What is a Corbett?

September 18, 2019 0 By NatalieM
What is a Corbett?

Walkers approaching the summit of The Cobbler, probably Scotland’s most popular “Corbett”.

I have often blogged about the joys of “Munro-bagging” – climbing all the mountains in Scotland over 3,000 feet (914.4m). This is an increasingly popular pastime in Scotland.

Me on the rocky summit of Goat Fell in 2012. Goat Fell is one of the most popular of Scotland’s “Corbetts”, and at 2866 feet (874m), it’s just 134 feet short of a Munro.

Corbett-bagging is a less popular pursuit. Corbetts are Scottish mountains with an altitude between 2,500 feet and 3,000 feet, with a “prominence” of 500 feet – in other words, a drop of 500 feet on all sides.

There are 222 of them.

A pretty exclusive club!

At the time of writing, there are less than 700 “Corbetteers”, or people who have “compleated” the Corbetts.

That’s significantly less than the number of people who have climbed Mount Everest!

Yet some of Scotland’s most exciting mountains are Corbetts. The Cobbler, with its prominent anvil-shaped summit, just an hour’s drive away from Glasgow, is probably the best-known Corbett.

Other popular Corbetts include Ben Ledi, Goat Fell on the Isle of Arran, and Ben Vrackie, near Pitlochry.

There are less popular Corbetts that have huge character, like Beinn Trilleachean, Baosbheinn, and Sgurr Ghuibhsachain. If they were just a couple of hundred metres higher, they would be mobbed by Munro-baggers – but as mere Corbetts, they are generally deserted.

John Rooke Corbett Source

The first Corbetteer

Corbetts are named after John Rooke Corbett, a district valuer from Bristol, who compiled a list of them in the 1920s. He compleated* the Corbetts in 1939, when he was in his early 60s. However the list he compiled was not passed on to the Scottish Mountaineering Club until after his death, in 1949, so the next Corbett compleation did not take place until 21 years later, in 1960.

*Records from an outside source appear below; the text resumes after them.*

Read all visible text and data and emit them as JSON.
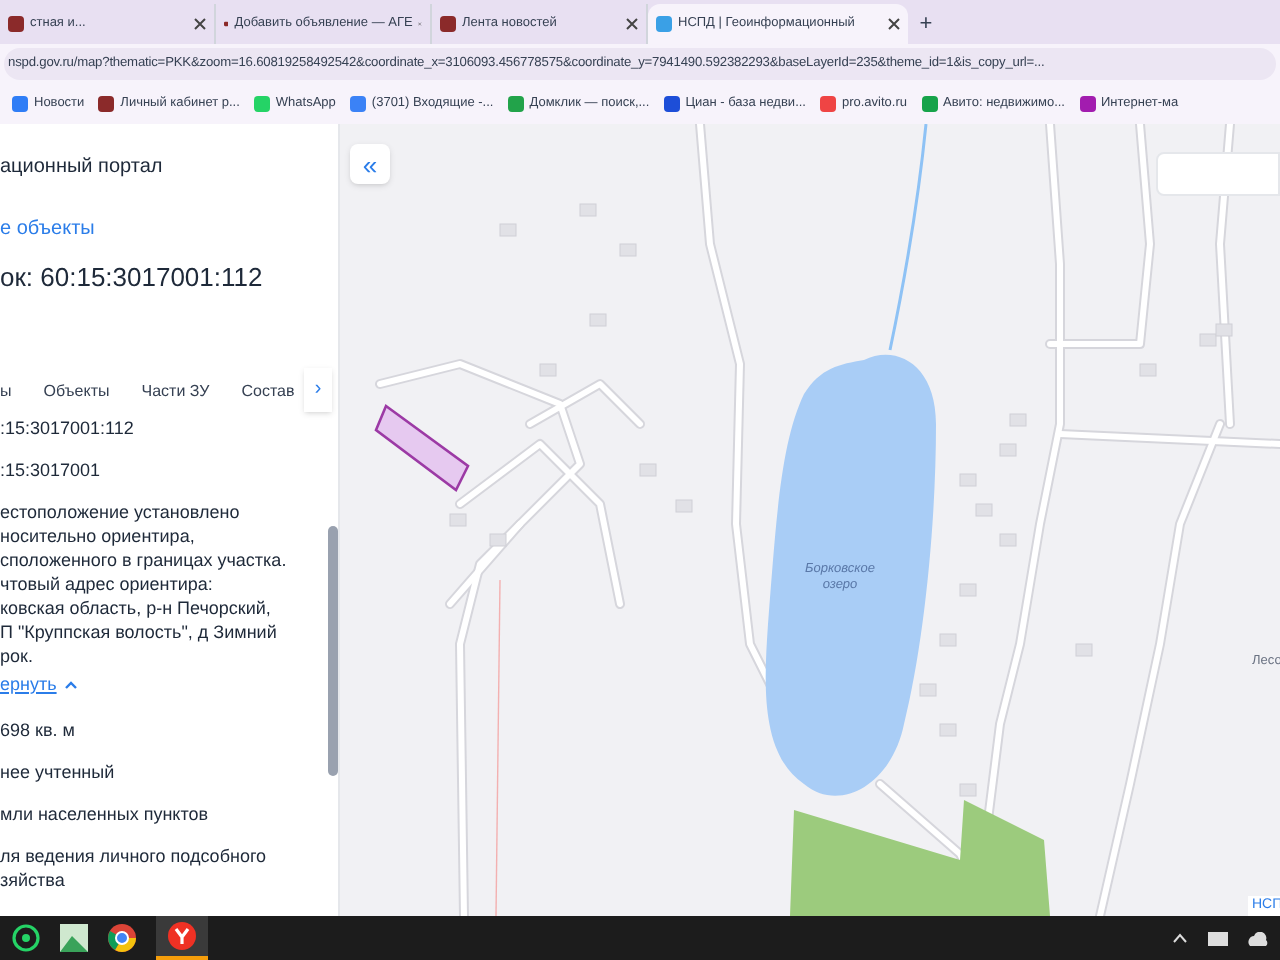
{
  "browser": {
    "tabs": [
      {
        "title": "стная и...",
        "selected": false
      },
      {
        "title": "Добавить объявление — АГЕ",
        "selected": false
      },
      {
        "title": "Лента новостей",
        "selected": false
      },
      {
        "title": "НСПД | Геоинформационный",
        "selected": true
      }
    ],
    "new_tab": "+",
    "url": "nspd.gov.ru/map?thematic=PKK&zoom=16.60819258492542&coordinate_x=3106093.456778575&coordinate_y=7941490.592382293&baseLayerId=235&theme_id=1&is_copy_url=...",
    "bookmarks": [
      {
        "label": "Новости",
        "color": "#2f7df6"
      },
      {
        "label": "Личный кабинет р...",
        "color": "#8b2a2a"
      },
      {
        "label": "WhatsApp",
        "color": "#25d366"
      },
      {
        "label": "(3701) Входящие -...",
        "color": "#3b82f6"
      },
      {
        "label": "Домклик — поиск,...",
        "color": "#22a34a"
      },
      {
        "label": "Циан - база недви...",
        "color": "#1d4ed8"
      },
      {
        "label": "pro.avito.ru",
        "color": "#ef4444"
      },
      {
        "label": "Авито: недвижимо...",
        "color": "#16a34a"
      },
      {
        "label": "Интернет-ма",
        "color": "#a21caf"
      }
    ]
  },
  "panel": {
    "portal_title": "ационный портал",
    "back_link": "е объекты",
    "heading": "ок: 60:15:3017001:112",
    "tabs": [
      "ы",
      "Объекты",
      "Части ЗУ",
      "Состав"
    ],
    "tabs_next": "›",
    "fields": [
      {
        "lines": [
          ":15:3017001:112"
        ]
      },
      {
        "lines": [
          ":15:3017001"
        ]
      },
      {
        "lines": [
          "естоположение установлено",
          "носительно ориентира,",
          "сположенного в границах участка.",
          "чтовый адрес ориентира:",
          "ковская область, р-н Печорский,",
          "П \"Круппская волость\", д Зимний",
          "рок."
        ],
        "link": "ернуть"
      },
      {
        "lines": [
          "698 кв. м"
        ]
      },
      {
        "lines": [
          "нее учтенный"
        ]
      },
      {
        "lines": [
          "мли населенных пунктов"
        ]
      },
      {
        "lines": [
          "ля ведения личного подсобного",
          "зяйства"
        ]
      }
    ]
  },
  "map": {
    "collapse_button": "«",
    "lake_label": [
      "Борковское",
      "озеро"
    ],
    "street_label": "Лесо",
    "corner_label": "НСП"
  }
}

John Rooke Corbett was also the fourth person to compleat all the Munros (and the first Englishman to do it).

A long way to go!

I’ve climbed 40 Corbetts, but it seems much more – probably because I’ve climbed some of them two, three or even four times.

I organise hillwalks, and I often hear tired walkers say, “I thought this would be easy – it’s just a Corbett!” In fact, Corbetts are often more challenging than Munros, because they are less likely to have good paths, so they can be wilder and more rugged. Which is why I love them so much!

And a Munro route that starts from an altitude of 400m can be much easier than a Corbett that starts from sea level.

Beautiful Beinn an Lochain, just 40 miles from Glasgow, was originally listed as a Munro, until it was re-surveyed and found to be 2958 feet/901.7m, 42 feet below the required altitude for a Munro. But its steepness, ruggedness and spectacular views would rival any Munro.

The highest Corbett is Beinn a’Chlaidheimh in the Fisherfield Forest near Ullapool. At 2999 feet (914m) it’s just one foot short of a Munro. It was demoted from being a Munro in 2012, after a scientific survey revealed that it was a foot too short.

The lowest Corbett, Beinn na h-Uamha, at Ardgour, is just 2,500 feet and 12 inches (762m).

Me looking at the view from Ben Ledi, one of Scotland’s most popular Corbetts, in January 2018.

I have another 182 Corbetts left to bag – or rather, enjoy, and I cannot wait to climb my next one!

 

 

* This is not a spelling mistake! Achievements of Scottish hill-bagging rounds are always spelled in this way.